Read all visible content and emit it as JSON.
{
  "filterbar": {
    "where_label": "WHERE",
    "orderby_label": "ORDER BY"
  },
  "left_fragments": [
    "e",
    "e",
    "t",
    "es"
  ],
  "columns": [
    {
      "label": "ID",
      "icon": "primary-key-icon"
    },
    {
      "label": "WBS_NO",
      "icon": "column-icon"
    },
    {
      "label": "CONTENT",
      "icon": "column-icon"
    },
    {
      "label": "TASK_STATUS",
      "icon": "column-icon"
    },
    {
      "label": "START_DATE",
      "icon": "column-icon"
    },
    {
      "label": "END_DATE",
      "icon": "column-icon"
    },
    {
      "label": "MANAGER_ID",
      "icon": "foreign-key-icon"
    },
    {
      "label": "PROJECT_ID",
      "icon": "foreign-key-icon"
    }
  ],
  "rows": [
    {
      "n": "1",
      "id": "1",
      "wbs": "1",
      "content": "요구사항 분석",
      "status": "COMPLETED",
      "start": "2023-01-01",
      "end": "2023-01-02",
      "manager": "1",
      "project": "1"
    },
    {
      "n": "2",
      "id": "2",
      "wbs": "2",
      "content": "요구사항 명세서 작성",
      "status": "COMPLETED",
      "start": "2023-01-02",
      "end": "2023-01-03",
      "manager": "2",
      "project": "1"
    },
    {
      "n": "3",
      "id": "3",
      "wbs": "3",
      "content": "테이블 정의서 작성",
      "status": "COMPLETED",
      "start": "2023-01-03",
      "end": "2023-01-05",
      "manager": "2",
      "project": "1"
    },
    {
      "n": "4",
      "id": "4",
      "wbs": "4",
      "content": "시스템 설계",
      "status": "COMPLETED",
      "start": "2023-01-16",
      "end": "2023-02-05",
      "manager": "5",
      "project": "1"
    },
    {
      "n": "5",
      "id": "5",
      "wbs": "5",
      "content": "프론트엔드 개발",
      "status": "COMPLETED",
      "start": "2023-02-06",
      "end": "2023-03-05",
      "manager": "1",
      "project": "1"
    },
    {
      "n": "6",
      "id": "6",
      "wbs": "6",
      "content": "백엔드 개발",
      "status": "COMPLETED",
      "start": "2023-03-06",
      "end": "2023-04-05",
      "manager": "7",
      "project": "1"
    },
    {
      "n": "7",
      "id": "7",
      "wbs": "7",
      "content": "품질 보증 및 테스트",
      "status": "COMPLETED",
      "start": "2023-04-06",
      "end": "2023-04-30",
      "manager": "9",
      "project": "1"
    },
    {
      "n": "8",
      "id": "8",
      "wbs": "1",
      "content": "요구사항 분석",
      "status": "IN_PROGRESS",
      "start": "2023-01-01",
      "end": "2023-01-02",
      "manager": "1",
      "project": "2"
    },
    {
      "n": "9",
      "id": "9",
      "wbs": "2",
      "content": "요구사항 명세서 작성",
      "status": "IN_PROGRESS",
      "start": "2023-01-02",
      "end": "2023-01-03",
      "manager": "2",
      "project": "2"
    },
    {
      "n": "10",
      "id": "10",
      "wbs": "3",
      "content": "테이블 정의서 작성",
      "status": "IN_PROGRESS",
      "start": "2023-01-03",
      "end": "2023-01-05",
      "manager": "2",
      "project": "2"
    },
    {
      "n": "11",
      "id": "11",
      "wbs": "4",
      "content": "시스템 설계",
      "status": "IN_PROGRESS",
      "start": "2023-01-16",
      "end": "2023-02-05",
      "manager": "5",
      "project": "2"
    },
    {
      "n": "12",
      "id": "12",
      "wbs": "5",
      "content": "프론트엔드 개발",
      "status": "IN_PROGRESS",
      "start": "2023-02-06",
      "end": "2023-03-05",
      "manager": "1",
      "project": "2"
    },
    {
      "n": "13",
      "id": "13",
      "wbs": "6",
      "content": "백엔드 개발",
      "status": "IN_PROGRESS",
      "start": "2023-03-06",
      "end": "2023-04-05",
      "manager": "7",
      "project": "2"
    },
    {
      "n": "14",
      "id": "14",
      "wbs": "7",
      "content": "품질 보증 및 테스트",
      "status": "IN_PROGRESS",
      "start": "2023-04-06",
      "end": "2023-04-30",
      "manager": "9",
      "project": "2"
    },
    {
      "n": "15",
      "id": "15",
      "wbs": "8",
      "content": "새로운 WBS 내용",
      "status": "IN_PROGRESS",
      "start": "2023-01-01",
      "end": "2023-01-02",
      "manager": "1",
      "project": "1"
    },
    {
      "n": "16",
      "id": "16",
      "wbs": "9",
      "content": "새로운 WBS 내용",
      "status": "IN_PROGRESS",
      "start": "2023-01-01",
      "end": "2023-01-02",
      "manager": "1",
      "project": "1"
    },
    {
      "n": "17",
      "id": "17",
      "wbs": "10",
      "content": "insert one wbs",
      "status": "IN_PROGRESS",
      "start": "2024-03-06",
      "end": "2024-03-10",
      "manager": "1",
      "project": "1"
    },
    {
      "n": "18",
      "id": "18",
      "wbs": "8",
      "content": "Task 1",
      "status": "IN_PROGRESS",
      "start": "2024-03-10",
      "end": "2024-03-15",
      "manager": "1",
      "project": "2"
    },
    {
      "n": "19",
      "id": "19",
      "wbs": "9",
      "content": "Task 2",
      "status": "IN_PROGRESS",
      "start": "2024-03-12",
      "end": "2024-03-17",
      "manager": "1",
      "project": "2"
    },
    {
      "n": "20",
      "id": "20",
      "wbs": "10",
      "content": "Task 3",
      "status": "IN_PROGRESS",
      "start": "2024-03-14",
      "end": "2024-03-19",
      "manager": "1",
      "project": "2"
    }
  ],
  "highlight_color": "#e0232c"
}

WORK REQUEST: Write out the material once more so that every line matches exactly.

WORKED SOLUTION:
Read all visible content and emit it as JSON.
{
  "filterbar": {
    "where_label": "WHERE",
    "orderby_label": "ORDER BY"
  },
  "left_fragments": [
    "e",
    "e",
    "t",
    "es"
  ],
  "columns": [
    {
      "label": "ID",
      "icon": "primary-key-icon"
    },
    {
      "label": "WBS_NO",
      "icon": "column-icon"
    },
    {
      "label": "CONTENT",
      "icon": "column-icon"
    },
    {
      "label": "TASK_STATUS",
      "icon": "column-icon"
    },
    {
      "label": "START_DATE",
      "icon": "column-icon"
    },
    {
      "label": "END_DATE",
      "icon": "column-icon"
    },
    {
      "label": "MANAGER_ID",
      "icon": "foreign-key-icon"
    },
    {
      "label": "PROJECT_ID",
      "icon": "foreign-key-icon"
    }
  ],
  "rows": [
    {
      "n": "1",
      "id": "1",
      "wbs": "1",
      "content": "요구사항 분석",
      "status": "COMPLETED",
      "start": "2023-01-01",
      "end": "2023-01-02",
      "manager": "1",
      "project": "1"
    },
    {
      "n": "2",
      "id": "2",
      "wbs": "2",
      "content": "요구사항 명세서 작성",
      "status": "COMPLETED",
      "start": "2023-01-02",
      "end": "2023-01-03",
      "manager": "2",
      "project": "1"
    },
    {
      "n": "3",
      "id": "3",
      "wbs": "3",
      "content": "테이블 정의서 작성",
      "status": "COMPLETED",
      "start": "2023-01-03",
      "end": "2023-01-05",
      "manager": "2",
      "project": "1"
    },
    {
      "n": "4",
      "id": "4",
      "wbs": "4",
      "content": "시스템 설계",
      "status": "COMPLETED",
      "start": "2023-01-16",
      "end": "2023-02-05",
      "manager": "5",
      "project": "1"
    },
    {
      "n": "5",
      "id": "5",
      "wbs": "5",
      "content": "프론트엔드 개발",
      "status": "COMPLETED",
      "start": "2023-02-06",
      "end": "2023-03-05",
      "manager": "1",
      "project": "1"
    },
    {
      "n": "6",
      "id": "6",
      "wbs": "6",
      "content": "백엔드 개발",
      "status": "COMPLETED",
      "start": "2023-03-06",
      "end": "2023-04-05",
      "manager": "7",
      "project": "1"
    },
    {
      "n": "7",
      "id": "7",
      "wbs": "7",
      "content": "품질 보증 및 테스트",
      "status": "COMPLETED",
      "start": "2023-04-06",
      "end": "2023-04-30",
      "manager": "9",
      "project": "1"
    },
    {
      "n": "8",
      "id": "8",
      "wbs": "1",
      "content": "요구사항 분석",
      "status": "IN_PROGRESS",
      "start": "2023-01-01",
      "end": "2023-01-02",
      "manager": "1",
      "project": "2"
    },
    {
      "n": "9",
      "id": "9",
      "wbs": "2",
      "content": "요구사항 명세서 작성",
      "status": "IN_PROGRESS",
      "start": "2023-01-02",
      "end": "2023-01-03",
      "manager": "2",
      "project": "2"
    },
    {
      "n": "10",
      "id": "10",
      "wbs": "3",
      "content": "테이블 정의서 작성",
      "status": "IN_PROGRESS",
      "start": "2023-01-03",
      "end": "2023-01-05",
      "manager": "2",
      "project": "2"
    },
    {
      "n": "11",
      "id": "11",
      "wbs": "4",
      "content": "시스템 설계",
      "status": "IN_PROGRESS",
      "start": "2023-01-16",
      "end": "2023-02-05",
      "manager": "5",
      "project": "2"
    },
    {
      "n": "12",
      "id": "12",
      "wbs": "5",
      "content": "프론트엔드 개발",
      "status": "IN_PROGRESS",
      "start": "2023-02-06",
      "end": "2023-03-05",
      "manager": "1",
      "project": "2"
    },
    {
      "n": "13",
      "id": "13",
      "wbs": "6",
      "content": "백엔드 개발",
      "status": "IN_PROGRESS",
      "start": "2023-03-06",
      "end": "2023-04-05",
      "manager": "7",
      "project": "2"
    },
    {
      "n": "14",
      "id": "14",
      "wbs": "7",
      "content": "품질 보증 및 테스트",
      "status": "IN_PROGRESS",
      "start": "2023-04-06",
      "end": "2023-04-30",
      "manager": "9",
      "project": "2"
    },
    {
      "n": "15",
      "id": "15",
      "wbs": "8",
      "content": "새로운 WBS 내용",
      "status": "IN_PROGRESS",
      "start": "2023-01-01",
      "end": "2023-01-02",
      "manager": "1",
      "project": "1"
    },
    {
      "n": "16",
      "id": "16",
      "wbs": "9",
      "content": "새로운 WBS 내용",
      "status": "IN_PROGRESS",
      "start": "2023-01-01",
      "end": "2023-01-02",
      "manager": "1",
      "project": "1"
    },
    {
      "n": "17",
      "id": "17",
      "wbs": "10",
      "content": "insert one wbs",
      "status": "IN_PROGRESS",
      "start": "2024-03-06",
      "end": "2024-03-10",
      "manager": "1",
      "project": "1"
    },
    {
      "n": "18",
      "id": "18",
      "wbs": "8",
      "content": "Task 1",
      "status": "IN_PROGRESS",
      "start": "2024-03-10",
      "end": "2024-03-15",
      "manager": "1",
      "project": "2"
    },
    {
      "n": "19",
      "id": "19",
      "wbs": "9",
      "content": "Task 2",
      "status": "IN_PROGRESS",
      "start": "2024-03-12",
      "end": "2024-03-17",
      "manager": "1",
      "project": "2"
    },
    {
      "n": "20",
      "id": "20",
      "wbs": "10",
      "content": "Task 3",
      "status": "IN_PROGRESS",
      "start": "2024-03-14",
      "end": "2024-03-19",
      "manager": "1",
      "project": "2"
    }
  ],
  "highlight_color": "#e0232c"
}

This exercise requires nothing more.